Last weekend a 47-year-old West Virginia carpenter who goes by the pseudonym Derwood released the first video of what he calls the Shuty-MP1, a “mostly” 3-D printed semi-automatic firearm. Like any semi-automatic weapon, Derwood’s creation can fire an actual magazine of ammunition—in this case 9mm rounds—ejecting spent casings one by one and loading a new round into its chamber with every trigger pull. But unlike the typical steel semi-automatic rifle, Derwood says close to “95 percent” of his creation is 3-D printed in cheap PLA plastic, from its bolt to the magazine to the upper and lower receivers that make up the gun’s body. “No one had ever tried to get a semi-automatic 3-D printed gun working before…I’m just one of those types, I like to find new things that people say can’t be done,” he says. “It’s simple, but it works. The gun shoots great.”

Here’s a video of Derwood test-firing the gun:

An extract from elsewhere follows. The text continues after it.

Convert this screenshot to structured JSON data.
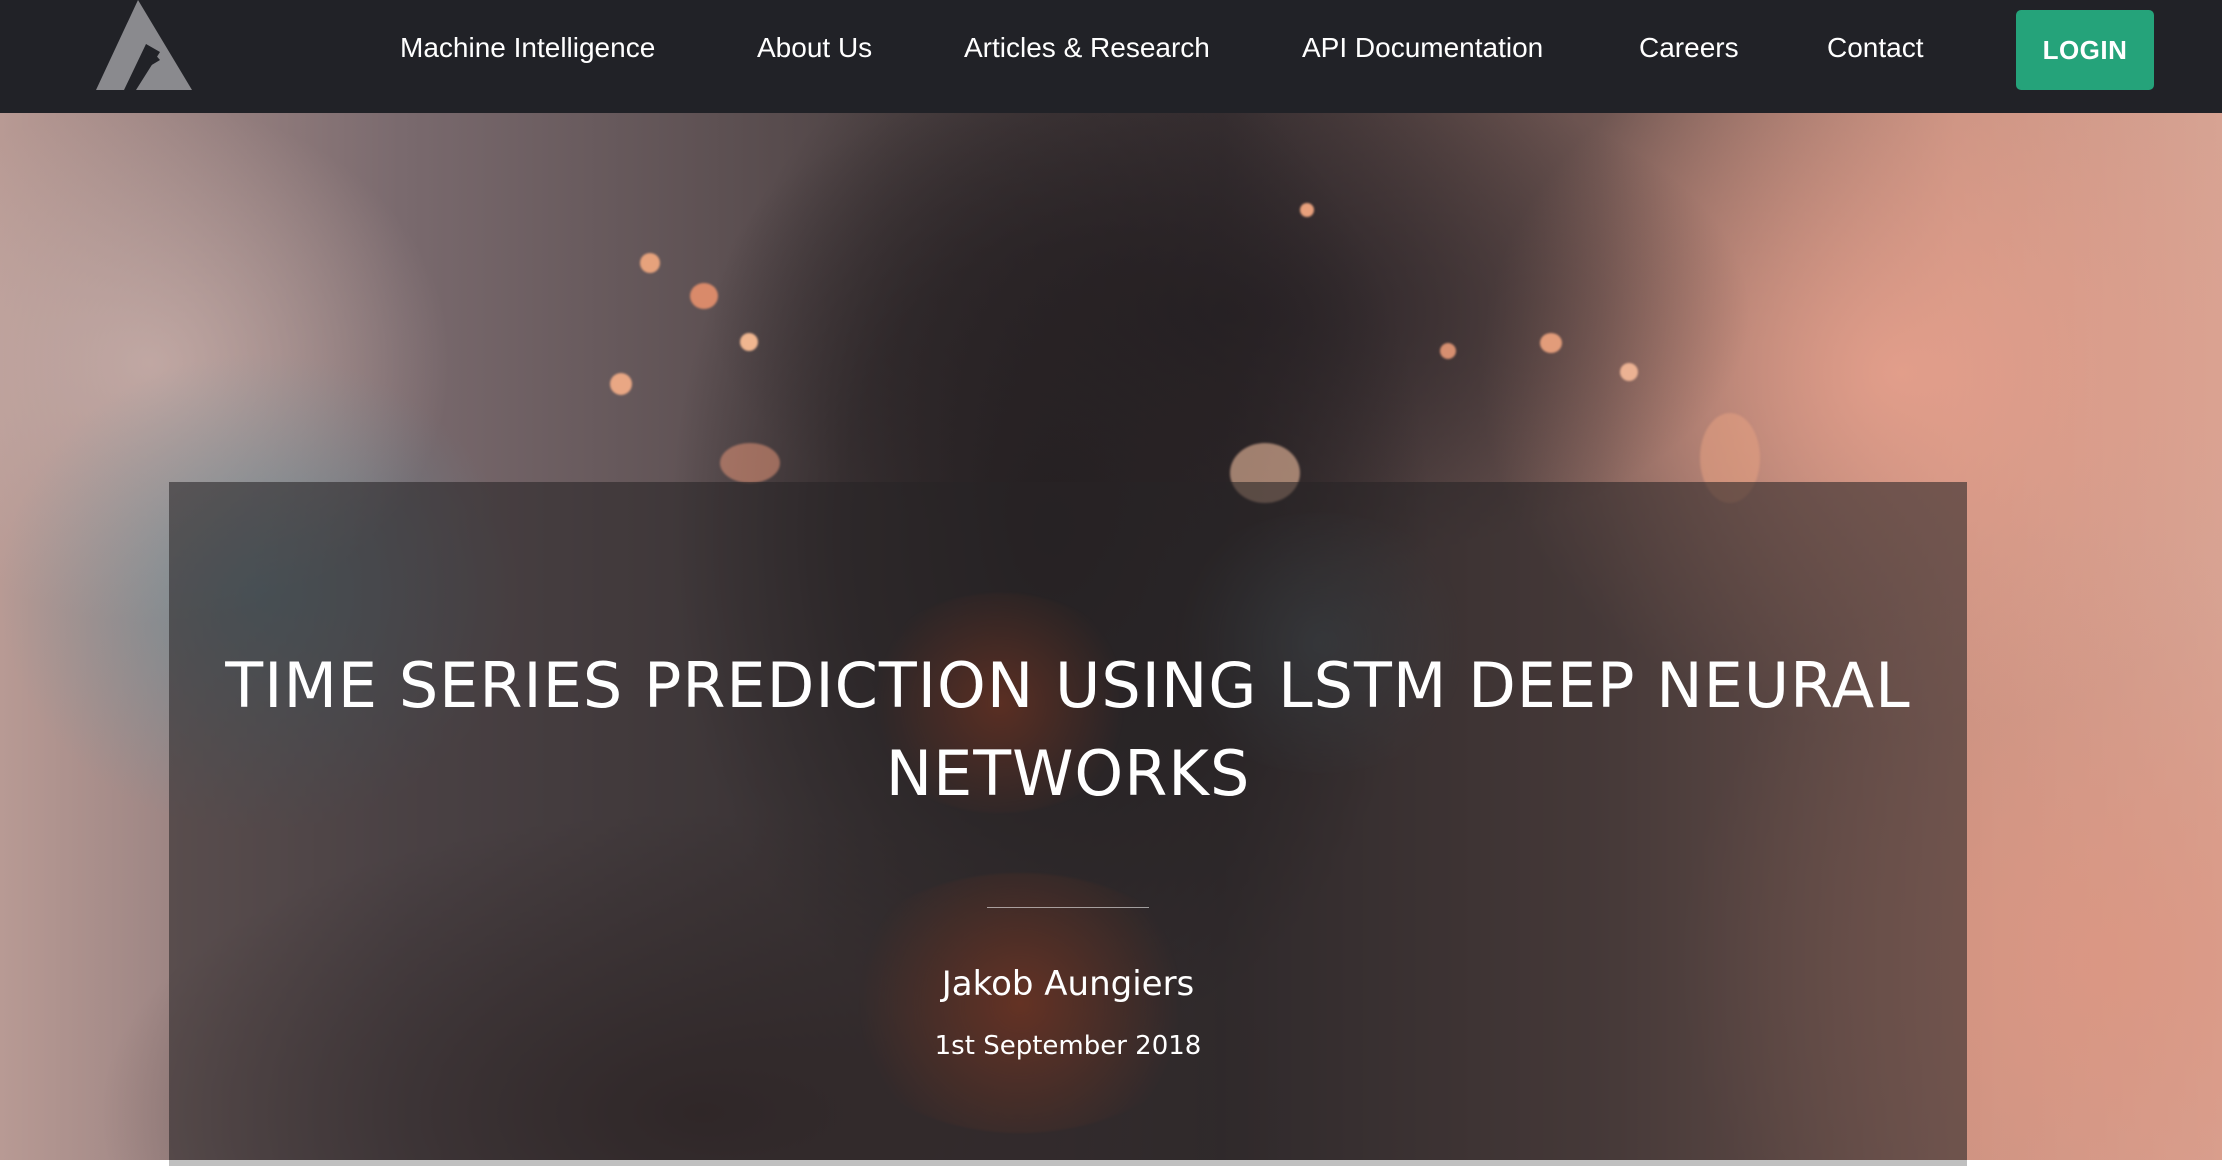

But unlike other 3-D printed weapons that have spooked gun control advocates and raised thorny First and Second Amendment questions, the Shuty-MP1 is far from a fully printed firearm. Derwood’s “95 percent printed” description may apply to the overall material that makes up the gun. But unlike some other 3-D printed guns, he didn’t attempt to build the most complex moving parts or stress-absorbing elements from plastic; its store-bought Glock barrel, hammer, firing pin, bolts, and springs are all metal.

Despite those metal shortcuts, the Shuty’s semi-automatic features represent another incremental step in the improvement of homemade weapons manufactured with digital DIY tools. And by making the weapon at home, Derwood successfully circumvented all gun control laws. Since the metal parts he purchased aren’t subject to any regulation, he legally created a weapon that carries no serial number and didn’t at any point require a background check or even ID.

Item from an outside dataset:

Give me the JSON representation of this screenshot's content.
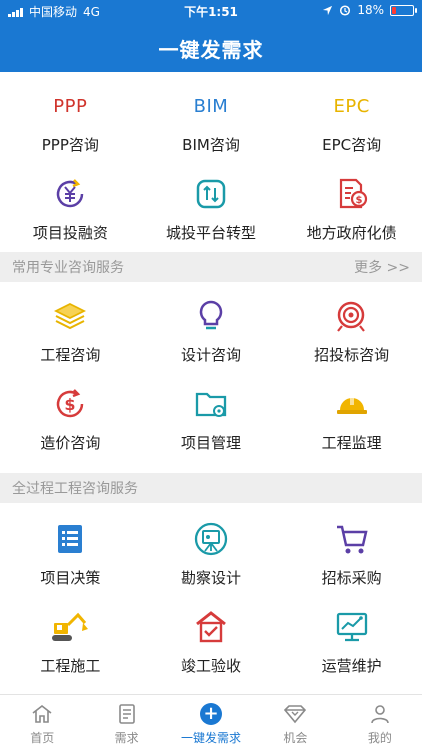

The Shuty-MP1 isn’t actually the first 3-D printed semi-automatic weapon, or even the the first “mostly 3-D printed” one. Derwood says he believes he created that first-of-its-kind firearm himself last year with an earlier version of his Shuty invention. The latest version only streamlines that earlier weapon’s design to bring it closer to the shape and size of a traditional gun, to avoid a welding step that was necessary in the older version, and to improve its reliability.

Here’s a video the components of the Shuty-MP1 being assembled into a working firearm:

Derwood says he was first introduced to 3-D printed firearms through a group of digital DIY gunsmiths known as FOSSCad, which has been collectively honing and sharing printable weapon designs for years. But Derwood says he won’t be publishing the CAD files he used to make the Shuty-MP1; he says he built the weapon merely as an engineering challenge, not to undermine gun control laws as more political 3-D printing-focused gunsmiths like Defense Distributed have sought to do. “Some people like to build things for themselves,” he says. “It’s an off-the-grid type of attitude.”

Despite his videos showing the Shuty-MP1’s construction, Derwood says he’s not worried it could be used by criminals looking for an untraceable and unregulated weapon. After about 18 shots, he says, the plastic around the gun’s barrel begins to melt and deform unless it’s allowed to cool. “If you keep shooting, it’s going to fail,” he says. “That makes it not such a desired weapon for a criminal.”

Then again, Derwood says he’s working on a version printed in nylon instead, which he believes would increase the weapon’s tolerance for stress and heat. The march of gun-printing progress continues.